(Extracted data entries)
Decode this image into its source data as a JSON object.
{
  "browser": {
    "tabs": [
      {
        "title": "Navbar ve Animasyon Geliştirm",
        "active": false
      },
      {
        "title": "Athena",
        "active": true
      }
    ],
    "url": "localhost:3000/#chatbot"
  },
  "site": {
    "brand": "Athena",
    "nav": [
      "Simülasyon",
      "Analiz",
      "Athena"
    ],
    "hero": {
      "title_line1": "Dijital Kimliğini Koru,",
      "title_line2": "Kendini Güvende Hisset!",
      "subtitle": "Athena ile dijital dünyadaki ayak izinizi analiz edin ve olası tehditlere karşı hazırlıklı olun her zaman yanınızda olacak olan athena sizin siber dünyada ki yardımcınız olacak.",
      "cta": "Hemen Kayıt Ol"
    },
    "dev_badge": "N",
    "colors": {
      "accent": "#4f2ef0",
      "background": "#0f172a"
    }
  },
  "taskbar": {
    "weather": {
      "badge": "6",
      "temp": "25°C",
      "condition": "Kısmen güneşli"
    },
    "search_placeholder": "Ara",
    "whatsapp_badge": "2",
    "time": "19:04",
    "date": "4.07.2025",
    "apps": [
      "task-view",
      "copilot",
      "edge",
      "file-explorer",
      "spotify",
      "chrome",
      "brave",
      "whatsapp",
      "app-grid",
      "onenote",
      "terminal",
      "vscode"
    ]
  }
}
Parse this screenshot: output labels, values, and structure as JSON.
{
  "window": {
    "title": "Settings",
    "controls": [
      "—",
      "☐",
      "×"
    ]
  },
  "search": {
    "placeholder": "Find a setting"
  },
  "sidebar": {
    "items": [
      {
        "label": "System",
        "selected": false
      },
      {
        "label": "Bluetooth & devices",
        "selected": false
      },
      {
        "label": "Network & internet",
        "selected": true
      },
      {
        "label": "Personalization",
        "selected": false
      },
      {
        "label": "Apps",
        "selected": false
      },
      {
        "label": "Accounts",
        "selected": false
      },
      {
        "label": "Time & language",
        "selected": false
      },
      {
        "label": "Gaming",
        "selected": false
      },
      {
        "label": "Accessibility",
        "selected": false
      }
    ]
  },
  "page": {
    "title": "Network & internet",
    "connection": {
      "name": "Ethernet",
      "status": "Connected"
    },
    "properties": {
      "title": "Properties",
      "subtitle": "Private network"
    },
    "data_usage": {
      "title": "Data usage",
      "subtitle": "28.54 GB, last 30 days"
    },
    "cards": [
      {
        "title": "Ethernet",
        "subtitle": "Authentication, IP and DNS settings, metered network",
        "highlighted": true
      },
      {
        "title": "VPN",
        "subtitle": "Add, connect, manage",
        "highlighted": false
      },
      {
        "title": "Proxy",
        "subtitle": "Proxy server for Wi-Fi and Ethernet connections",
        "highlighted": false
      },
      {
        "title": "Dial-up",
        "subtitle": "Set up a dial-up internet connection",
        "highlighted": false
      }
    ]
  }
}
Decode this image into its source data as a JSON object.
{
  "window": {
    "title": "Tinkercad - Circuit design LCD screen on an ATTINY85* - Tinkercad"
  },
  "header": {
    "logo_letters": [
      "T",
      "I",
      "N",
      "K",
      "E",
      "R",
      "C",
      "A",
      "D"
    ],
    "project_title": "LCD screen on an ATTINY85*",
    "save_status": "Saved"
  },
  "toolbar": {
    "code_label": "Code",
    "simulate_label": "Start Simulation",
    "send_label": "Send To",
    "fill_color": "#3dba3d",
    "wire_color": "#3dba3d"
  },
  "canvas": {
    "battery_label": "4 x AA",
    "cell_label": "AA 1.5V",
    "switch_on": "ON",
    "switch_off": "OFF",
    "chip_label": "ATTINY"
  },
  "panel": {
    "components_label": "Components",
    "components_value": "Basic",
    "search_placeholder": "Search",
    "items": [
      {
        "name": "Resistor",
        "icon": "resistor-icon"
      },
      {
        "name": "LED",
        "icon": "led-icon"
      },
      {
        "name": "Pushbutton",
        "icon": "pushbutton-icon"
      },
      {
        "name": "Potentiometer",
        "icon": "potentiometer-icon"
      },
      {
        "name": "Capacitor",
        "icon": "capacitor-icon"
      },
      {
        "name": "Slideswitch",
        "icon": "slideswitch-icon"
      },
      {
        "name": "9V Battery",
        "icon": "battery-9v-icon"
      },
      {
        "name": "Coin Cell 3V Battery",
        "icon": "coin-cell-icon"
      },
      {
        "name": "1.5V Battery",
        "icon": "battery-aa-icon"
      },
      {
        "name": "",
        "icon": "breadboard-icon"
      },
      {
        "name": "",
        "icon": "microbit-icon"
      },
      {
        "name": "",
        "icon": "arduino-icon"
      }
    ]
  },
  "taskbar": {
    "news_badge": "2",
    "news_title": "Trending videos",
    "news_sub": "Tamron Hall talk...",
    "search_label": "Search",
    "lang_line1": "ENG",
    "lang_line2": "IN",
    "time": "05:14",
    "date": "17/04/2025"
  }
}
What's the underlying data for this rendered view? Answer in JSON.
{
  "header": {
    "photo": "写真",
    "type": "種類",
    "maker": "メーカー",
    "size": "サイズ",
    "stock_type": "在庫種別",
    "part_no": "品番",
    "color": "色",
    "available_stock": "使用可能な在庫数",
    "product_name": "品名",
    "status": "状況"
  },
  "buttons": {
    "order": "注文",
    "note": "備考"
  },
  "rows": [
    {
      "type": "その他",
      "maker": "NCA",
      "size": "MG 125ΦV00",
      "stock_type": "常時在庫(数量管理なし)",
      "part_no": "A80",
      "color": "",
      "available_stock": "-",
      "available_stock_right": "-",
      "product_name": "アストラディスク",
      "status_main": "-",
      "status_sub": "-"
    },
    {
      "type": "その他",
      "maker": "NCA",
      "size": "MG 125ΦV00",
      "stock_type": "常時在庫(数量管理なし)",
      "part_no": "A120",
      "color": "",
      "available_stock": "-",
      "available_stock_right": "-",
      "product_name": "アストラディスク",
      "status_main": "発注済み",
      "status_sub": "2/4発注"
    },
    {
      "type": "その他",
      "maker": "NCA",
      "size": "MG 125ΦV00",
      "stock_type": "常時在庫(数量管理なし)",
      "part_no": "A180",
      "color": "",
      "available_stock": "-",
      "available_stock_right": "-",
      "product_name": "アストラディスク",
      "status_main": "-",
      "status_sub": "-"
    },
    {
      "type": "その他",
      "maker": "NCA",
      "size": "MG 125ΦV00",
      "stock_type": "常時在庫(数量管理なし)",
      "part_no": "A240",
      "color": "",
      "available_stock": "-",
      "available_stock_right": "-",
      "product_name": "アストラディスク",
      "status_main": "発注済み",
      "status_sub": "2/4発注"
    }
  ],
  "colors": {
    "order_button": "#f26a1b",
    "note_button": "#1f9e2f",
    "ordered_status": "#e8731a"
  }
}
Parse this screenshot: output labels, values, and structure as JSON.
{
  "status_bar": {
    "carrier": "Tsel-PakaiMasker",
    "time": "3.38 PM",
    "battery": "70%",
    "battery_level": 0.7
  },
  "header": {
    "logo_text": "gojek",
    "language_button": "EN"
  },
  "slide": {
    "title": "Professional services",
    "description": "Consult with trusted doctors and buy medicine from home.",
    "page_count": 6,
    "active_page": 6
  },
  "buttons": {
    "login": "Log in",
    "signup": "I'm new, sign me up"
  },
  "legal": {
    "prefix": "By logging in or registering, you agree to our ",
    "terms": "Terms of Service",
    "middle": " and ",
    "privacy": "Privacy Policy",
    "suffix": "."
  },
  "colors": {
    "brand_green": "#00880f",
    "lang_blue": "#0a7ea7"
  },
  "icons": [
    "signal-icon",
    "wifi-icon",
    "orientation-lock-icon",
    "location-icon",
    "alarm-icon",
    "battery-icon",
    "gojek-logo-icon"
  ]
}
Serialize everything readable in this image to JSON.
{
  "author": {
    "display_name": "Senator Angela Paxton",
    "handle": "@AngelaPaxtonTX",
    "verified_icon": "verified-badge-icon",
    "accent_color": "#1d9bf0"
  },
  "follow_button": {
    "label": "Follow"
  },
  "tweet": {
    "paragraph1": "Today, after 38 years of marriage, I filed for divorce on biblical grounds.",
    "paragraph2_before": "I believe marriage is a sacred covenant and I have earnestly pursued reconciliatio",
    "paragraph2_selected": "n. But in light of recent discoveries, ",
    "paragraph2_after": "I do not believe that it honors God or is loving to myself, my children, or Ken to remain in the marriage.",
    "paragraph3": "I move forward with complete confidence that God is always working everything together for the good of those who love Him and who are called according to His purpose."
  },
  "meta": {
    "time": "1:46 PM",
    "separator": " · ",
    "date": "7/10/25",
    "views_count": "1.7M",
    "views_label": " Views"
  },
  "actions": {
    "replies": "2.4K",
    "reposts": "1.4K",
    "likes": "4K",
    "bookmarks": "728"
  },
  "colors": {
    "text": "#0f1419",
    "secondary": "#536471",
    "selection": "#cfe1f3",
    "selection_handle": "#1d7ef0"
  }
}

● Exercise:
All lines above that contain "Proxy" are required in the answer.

● Solution:
        "title": "Proxy",
        "subtitle": "Proxy server for Wi-Fi and Ethernet connections",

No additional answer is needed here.